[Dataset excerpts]
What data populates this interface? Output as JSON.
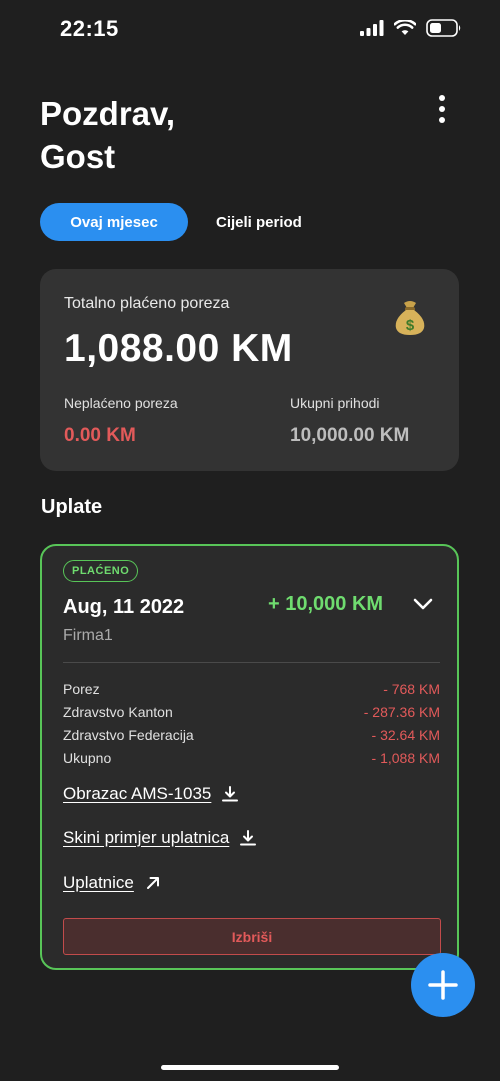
{
  "status_bar": {
    "time": "22:15"
  },
  "header": {
    "greeting": "Pozdrav,\nGost"
  },
  "tabs": [
    {
      "label": "Ovaj mjesec",
      "active": true
    },
    {
      "label": "Cijeli period",
      "active": false
    }
  ],
  "summary": {
    "total_label": "Totalno plaćeno poreza",
    "total_value": "1,088.00 KM",
    "icon": "money-bag-icon",
    "unpaid_label": "Neplaćeno poreza",
    "unpaid_value": "0.00 KM",
    "income_label": "Ukupni prihodi",
    "income_value": "10,000.00 KM"
  },
  "payments_section": {
    "title": "Uplate"
  },
  "payment": {
    "status": "PLAĆENO",
    "date": "Aug, 11 2022",
    "amount": "+ 10,000 KM",
    "company": "Firma1",
    "breakdown": [
      {
        "label": "Porez",
        "value": "- 768 KM"
      },
      {
        "label": "Zdravstvo Kanton",
        "value": "- 287.36 KM"
      },
      {
        "label": "Zdravstvo Federacija",
        "value": "- 32.64 KM"
      },
      {
        "label": "Ukupno",
        "value": "- 1,088 KM"
      }
    ],
    "links": {
      "form": "Obrazac AMS-1035",
      "sample": "Skini primjer uplatnica",
      "payslips": "Uplatnice"
    },
    "delete_label": "Izbriši"
  },
  "colors": {
    "background": "#1f1f1f",
    "accent": "#2b8ff0",
    "success": "#58c558",
    "danger": "#e25a5a",
    "card": "#333333"
  }
}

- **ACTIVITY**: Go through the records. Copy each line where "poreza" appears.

- **RESULT OF THIS EXERCISE**:
    "total_label": "Totalno plaćeno poreza",
    "unpaid_label": "Neplaćeno poreza",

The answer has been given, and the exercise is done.